So was Soros being facetious when he signed off on a 2000 Open Society Institute report that claimed one of the group’s major goals was to get, “states to experiment with various approaches to reduce the pressure of money on elections and legislation, ranging from improved disclosure to full public financing of campaigns”? His 1995 book Soros on Soros contains a clue as to what he may be thinking: “I do not accept the rules imposed by others...I am a law-abiding citizen, but I recognize that there are regimes that need to be opposed rather than accepted. And in periods of regime change, the normal rules don’t apply.” Clearly, Soros considers himself as someone who is able to determine when the “normal rules” should and shouldn’t apply.

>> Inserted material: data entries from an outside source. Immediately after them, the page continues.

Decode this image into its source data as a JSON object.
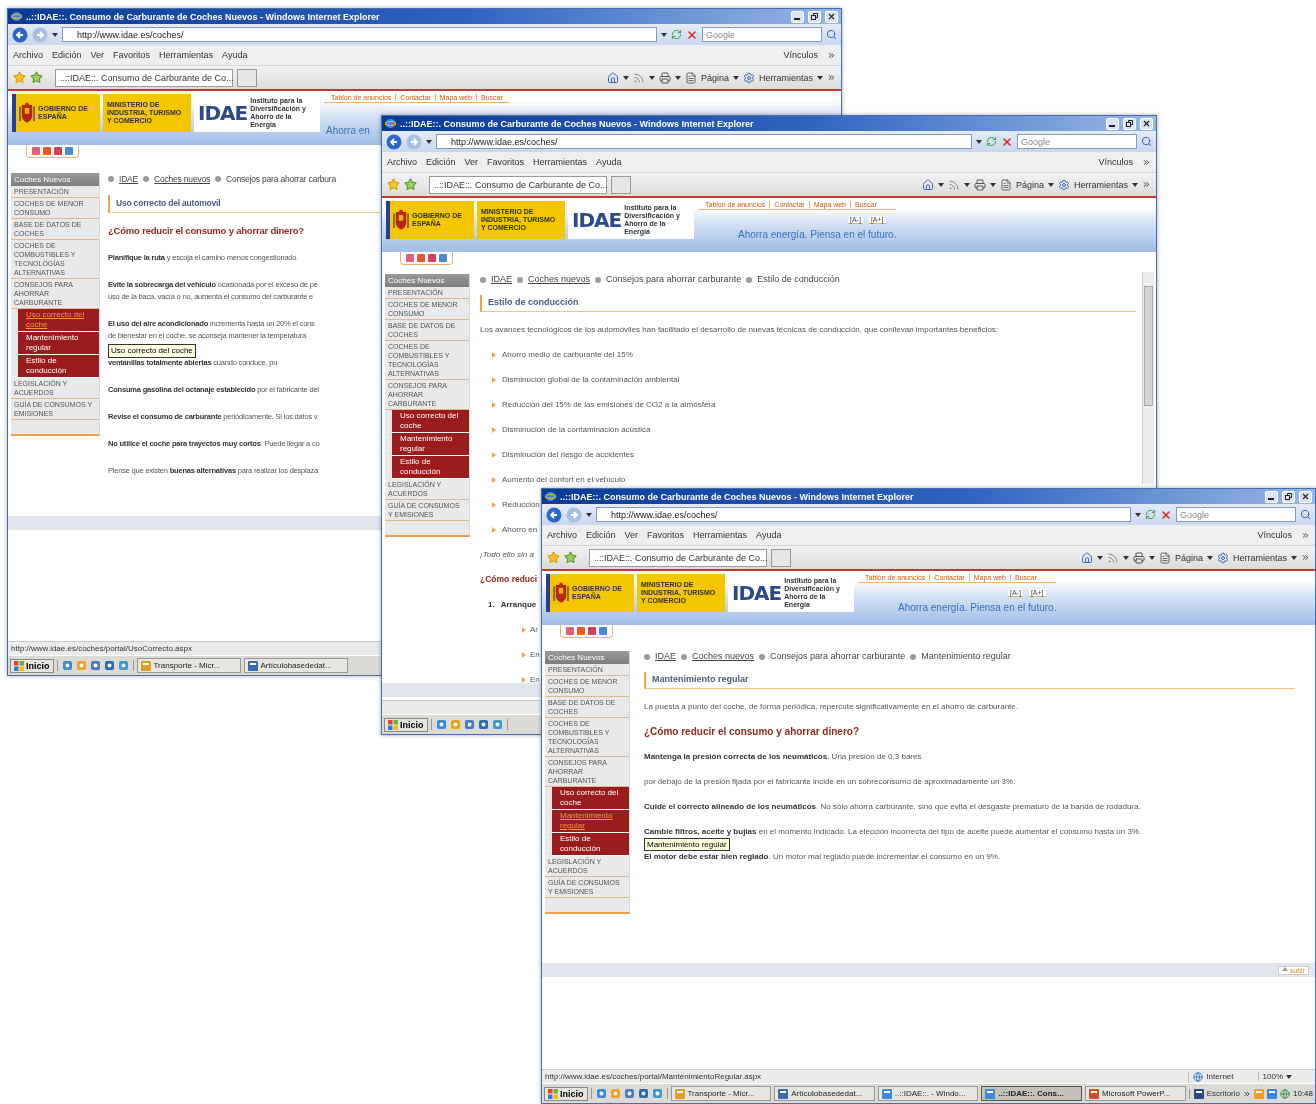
{
  "windows": [
    {
      "title": "..::IDAE::. Consumo de Carburante de Coches Nuevos - Windows Internet Explorer",
      "address": "http://www.idae.es/coches/",
      "search_placeholder": "Google",
      "menu": [
        "Archivo",
        "Edición",
        "Ver",
        "Favoritos",
        "Herramientas",
        "Ayuda"
      ],
      "links_label": "Vínculos",
      "tab": "..::IDAE::. Consumo de Carburante de Co...",
      "commands": [
        "Página",
        "Herramientas"
      ],
      "header": {
        "logos": [
          {
            "kind": "government",
            "text": "GOBIERNO DE ESPAÑA"
          },
          {
            "kind": "ministry",
            "text": "MINISTERIO DE INDUSTRIA, TURISMO Y COMERCIO"
          },
          {
            "kind": "idae",
            "text": "IDAE",
            "subtitle": "Instituto para la Diversificación y Ahorro de la Energía"
          }
        ],
        "top_links": [
          "Tablón de anuncios",
          "Contactar",
          "Mapa web",
          "Buscar"
        ],
        "slogan": "Ahorra en"
      },
      "sidebar": {
        "title": "Coches Nuevos",
        "items": [
          {
            "label": "PRESENTACIÓN"
          },
          {
            "label": "COCHES DE MENOR CONSUMO"
          },
          {
            "label": "BASE DE DATOS DE COCHES"
          },
          {
            "label": "COCHES DE COMBUSTIBLES Y TECNOLOGÍAS ALTERNATIVAS"
          },
          {
            "label": "CONSEJOS PARA AHORRAR CARBURANTE",
            "children": [
              {
                "label": "Uso correcto del coche",
                "selected": true
              },
              {
                "label": "Mantenimiento regular",
                "selected": false
              },
              {
                "label": "Estilo de conducción",
                "selected": false
              }
            ]
          },
          {
            "label": "LEGISLACIÓN Y ACUERDOS"
          },
          {
            "label": "GUÍA DE CONSUMOS Y EMISIONES"
          }
        ]
      },
      "breadcrumb": [
        {
          "label": "IDAE",
          "link": true
        },
        {
          "label": "Coches nuevos",
          "link": true
        },
        {
          "label": "Consejos para ahorrar carbura",
          "link": false
        }
      ],
      "section_title": "Uso correcto del automovil",
      "blocks": [
        {
          "kind": "heading",
          "text": "¿Cómo reducir el consumo y ahorrar dinero?"
        },
        {
          "kind": "paragraph",
          "lines": [
            "**Planifique la ruta** y escoja el camino menos congestionado."
          ]
        },
        {
          "kind": "paragraph",
          "lines": [
            "**Evite la sobrecarga del vehículo** ocasionada por el exceso de pe",
            "uso de la baca, vacía o no, aumenta el consumo del carburante e"
          ]
        },
        {
          "kind": "paragraph",
          "lines": [
            "**El uso del aire acondicionado** incrementa hasta un 20% el cons",
            "de bienestar en el coche, se aconseja mantener la temperatura"
          ]
        },
        {
          "kind": "paragraph",
          "lines": [
            "**ventanillas totalmente abiertas** cuando conduce, pu"
          ]
        },
        {
          "kind": "paragraph",
          "lines": [
            "**Consuma gasolina del octanaje establecido** por el fabricante del"
          ]
        },
        {
          "kind": "paragraph",
          "lines": [
            "**Revise el consumo de carburante** periódicamente. Si los datos v"
          ]
        },
        {
          "kind": "paragraph",
          "lines": [
            "**No utilice el coche para trayectos muy cortos**. Puede llegar a co"
          ]
        },
        {
          "kind": "paragraph",
          "lines": [
            "Piense que existen **buenas alternativas** para realizar los desplaza"
          ]
        }
      ],
      "tooltip": "Uso correcto del coche",
      "status_url": "http://www.idae.es/coches/portal/UsoCorrecto.aspx",
      "taskbar": {
        "start": "Inicio",
        "items": [
          {
            "label": "Transporte - Micr...",
            "selected": false
          },
          {
            "label": "Artículobasededat...",
            "selected": false
          }
        ]
      }
    },
    {
      "title": "..::IDAE::. Consumo de Carburante de Coches Nuevos - Windows Internet Explorer",
      "address": "http://www.idae.es/coches/",
      "search_placeholder": "Google",
      "menu": [
        "Archivo",
        "Edición",
        "Ver",
        "Favoritos",
        "Herramientas",
        "Ayuda"
      ],
      "links_label": "Vínculos",
      "tab": "..::IDAE::. Consumo de Carburante de Co...",
      "commands": [
        "Página",
        "Herramientas"
      ],
      "header": {
        "logos": [
          {
            "kind": "government",
            "text": "GOBIERNO DE ESPAÑA"
          },
          {
            "kind": "ministry",
            "text": "MINISTERIO DE INDUSTRIA, TURISMO Y COMERCIO"
          },
          {
            "kind": "idae",
            "text": "IDAE",
            "subtitle": "Instituto para la Diversificación y Ahorro de la Energía"
          }
        ],
        "top_links": [
          "Tablón de anuncios",
          "Contactar",
          "Mapa web",
          "Buscar"
        ],
        "text_size": [
          "[A-]",
          "[A+]"
        ],
        "slogan": "Ahorra energía. Piensa en el futuro."
      },
      "sidebar": {
        "title": "Coches Nuevos",
        "items": [
          {
            "label": "PRESENTACIÓN"
          },
          {
            "label": "COCHES DE MENOR CONSUMO"
          },
          {
            "label": "BASE DE DATOS DE COCHES"
          },
          {
            "label": "COCHES DE COMBUSTIBLES Y TECNOLOGÍAS ALTERNATIVAS"
          },
          {
            "label": "CONSEJOS PARA AHORRAR CARBURANTE",
            "children": [
              {
                "label": "Uso correcto del coche",
                "selected": false
              },
              {
                "label": "Mantenimiento regular",
                "selected": false
              },
              {
                "label": "Estilo de conducción",
                "selected": false
              }
            ]
          },
          {
            "label": "LEGISLACIÓN Y ACUERDOS"
          },
          {
            "label": "GUÍA DE CONSUMOS Y EMISIONES"
          }
        ]
      },
      "breadcrumb": [
        {
          "label": "IDAE",
          "link": true
        },
        {
          "label": "Coches nuevos",
          "link": true
        },
        {
          "label": "Consejos para ahorrar carburante",
          "link": false
        },
        {
          "label": "Estilo de conducción",
          "link": false
        }
      ],
      "section_title": "Estilo de conducción",
      "blocks": [
        {
          "kind": "paragraph",
          "lines": [
            "Los avances tecnológicos de los automóviles han facilitado el desarrollo de nuevas técnicas de conducción, que conllevan importantes beneficios:"
          ]
        },
        {
          "kind": "bullet",
          "text": "Ahorro medio de carburante del 15%"
        },
        {
          "kind": "bullet",
          "text": "Disminución global de la contaminación ambiental"
        },
        {
          "kind": "bullet",
          "text": "Reducción del 15% de las emisiones de CO2 a la atmósfera"
        },
        {
          "kind": "bullet",
          "text": "Disminución de la contaminación acústica"
        },
        {
          "kind": "bullet",
          "text": "Disminución del riesgo de accidentes"
        },
        {
          "kind": "bullet",
          "text": "Aumento del confort en el vehículo"
        },
        {
          "kind": "bullet",
          "text": "Reducción"
        },
        {
          "kind": "bullet",
          "text": "Ahorro en"
        },
        {
          "kind": "note",
          "text": "¡Todo ello sin a"
        },
        {
          "kind": "heading",
          "text": "¿Cómo reduci"
        },
        {
          "kind": "numbered",
          "number": "1.",
          "text": "Arranque"
        },
        {
          "kind": "subbullet",
          "text": "Ar"
        },
        {
          "kind": "subbullet",
          "text": "En"
        },
        {
          "kind": "subbullet",
          "text": "En"
        }
      ],
      "taskbar": {
        "start": "Inicio"
      }
    },
    {
      "title": "..::IDAE::. Consumo de Carburante de Coches Nuevos - Windows Internet Explorer",
      "address": "http://www.idae.es/coches/",
      "search_placeholder": "Google",
      "menu": [
        "Archivo",
        "Edición",
        "Ver",
        "Favoritos",
        "Herramientas",
        "Ayuda"
      ],
      "links_label": "Vínculos",
      "tab": "..::IDAE::. Consumo de Carburante de Co...",
      "commands": [
        "Página",
        "Herramientas"
      ],
      "header": {
        "logos": [
          {
            "kind": "government",
            "text": "GOBIERNO DE ESPAÑA"
          },
          {
            "kind": "ministry",
            "text": "MINISTERIO DE INDUSTRIA, TURISMO Y COMERCIO"
          },
          {
            "kind": "idae",
            "text": "IDAE",
            "subtitle": "Instituto para la Diversificación y Ahorro de la Energía"
          }
        ],
        "top_links": [
          "Tablón de anuncios",
          "Contactar",
          "Mapa web",
          "Buscar"
        ],
        "text_size": [
          "[A-]",
          "[A+]"
        ],
        "slogan": "Ahorra energía. Piensa en el futuro."
      },
      "sidebar": {
        "title": "Coches Nuevos",
        "items": [
          {
            "label": "PRESENTACIÓN"
          },
          {
            "label": "COCHES DE MENOR CONSUMO"
          },
          {
            "label": "BASE DE DATOS DE COCHES"
          },
          {
            "label": "COCHES DE COMBUSTIBLES Y TECNOLOGÍAS ALTERNATIVAS"
          },
          {
            "label": "CONSEJOS PARA AHORRAR CARBURANTE",
            "children": [
              {
                "label": "Uso correcto del coche",
                "selected": false
              },
              {
                "label": "Mantenimiento regular",
                "selected": true
              },
              {
                "label": "Estilo de conducción",
                "selected": false
              }
            ]
          },
          {
            "label": "LEGISLACIÓN Y ACUERDOS"
          },
          {
            "label": "GUÍA DE CONSUMOS Y EMISIONES"
          }
        ]
      },
      "breadcrumb": [
        {
          "label": "IDAE",
          "link": true
        },
        {
          "label": "Coches nuevos",
          "link": true
        },
        {
          "label": "Consejos para ahorrar carburante",
          "link": false
        },
        {
          "label": "Mantenimiento regular",
          "link": false
        }
      ],
      "section_title": "Mantenimiento regular",
      "blocks": [
        {
          "kind": "paragraph",
          "lines": [
            "La puesta a punto del coche, de forma periódica, repercute significativamente en el ahorro de carburante."
          ]
        },
        {
          "kind": "heading",
          "text": "¿Cómo reducir el consumo y ahorrar dinero?"
        },
        {
          "kind": "paragraph",
          "lines": [
            "**Mantenga la presión correcta de los neumáticos**. Una presión de 0,3 bares"
          ]
        },
        {
          "kind": "paragraph",
          "lines": [
            "por debajo de la presión fijada por el fabricante incide en un sobreconsumo de aproximadamente un 3%."
          ]
        },
        {
          "kind": "paragraph",
          "lines": [
            "**Cuide el correcto alineado de los neumáticos**. No sólo ahorra carburante, sino que evita el desgaste prematuro de la banda de rodadura."
          ]
        },
        {
          "kind": "paragraph",
          "lines": [
            "**Cambie filtros, aceite y bujías** en el momento indicado. La elección incorrecta del tipo de aceite puede aumentar el consumo hasta un 3%."
          ]
        },
        {
          "kind": "paragraph",
          "lines": [
            "**El motor debe estar bien reglado**. Un motor mal reglado puede incrementar el consumo en un 9%."
          ]
        }
      ],
      "tooltip": "Mantenimiento regular",
      "back_to_top": "subir",
      "status_url": "http://www.idae.es/coches/portal/MantenimientoRegular.aspx",
      "status_zone": "Internet",
      "zoom": "100%",
      "taskbar": {
        "start": "Inicio",
        "items": [
          {
            "label": "Transporte - Micr...",
            "selected": false
          },
          {
            "label": "Artículobasededat...",
            "selected": false
          },
          {
            "label": "..::IDAE::. - Windo...",
            "selected": false
          },
          {
            "label": "..::IDAE::. Cons...",
            "selected": true
          },
          {
            "label": "Microsoft PowerP...",
            "selected": false
          }
        ],
        "toolbar": "Escritorio",
        "clock": "10:48"
      }
    }
  ]
}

Democrats, hungry for a 2004 win, don’t much care whether George Soros is following the “normal rules” these days or not. One “Democratic operative” told U.S. News & World Report, “[Republicans] don’t accept the legitimacy of political opposition. These people will do anything to gain and hold power. So I’m not exactly feeling full of ethical scruples as we fight for survival.”
Aside from desperately attempting to make John Kerry president, what other cause has George Soros bankrolled? One joint venture between the Tides Foundation, one of potential first lady Teresa Heinz-Kerry’s favorite charities, and Soros’s Open Society Institute is the Democratic Justice Fund, which FrontPage Magazine’s Ben Johnson has noted, “seeks to ease restrictions on Muslim immigration to the United States, particularly from countries designated by the State Department as ‘terrorist nations.’”
Long term, if Soros has his way, the United States won’t even remain territorially intact. He funds both the National Council of La Raza and the Mexican American Legal Defense and Education Fund, two groups that want to essentially eliminate America’s borders. In a much hailed 1997 speech to the National Council of La Raza, former Mexican President Ernesto Zedillo said that he “proudly affirmed that the Mexican nation extends beyond the territory enclosed by its borders and that Mexican migrants are an important – a very important – part of this.” As FrontPage Magazine reported earlier this year, OSI has likewise contributed $65,000 to the Malcolm X Grassroots movement, which wants to establish an all-black homeland in the Southeastern United States, from South Carolina to Louisiana. It would be communist, of course.
In September 2003 Soros was invited to speak at one of the State Department’s Open Forums, where he laid out his hyper-internationalist aspirations for American society, including his proposed “modification of the concept of sovereignty” which is needed because “sovereignty is basically somewhat anachronistic.”
Someone ought to ask John Kerry where he stands on all of this. We deserve to know what these two fabulously wealthy power brokers have been planning for us over these vacation phone calls.
Rachel Ehrenfeld is author of "Funding Evil; How Terrorism is Financed–and How to Stop It" (Bonus Books, 2004); Shawn Macomber is a staff writer at The American Spectator and runs the website, www.ReturnofthePrimitive.com.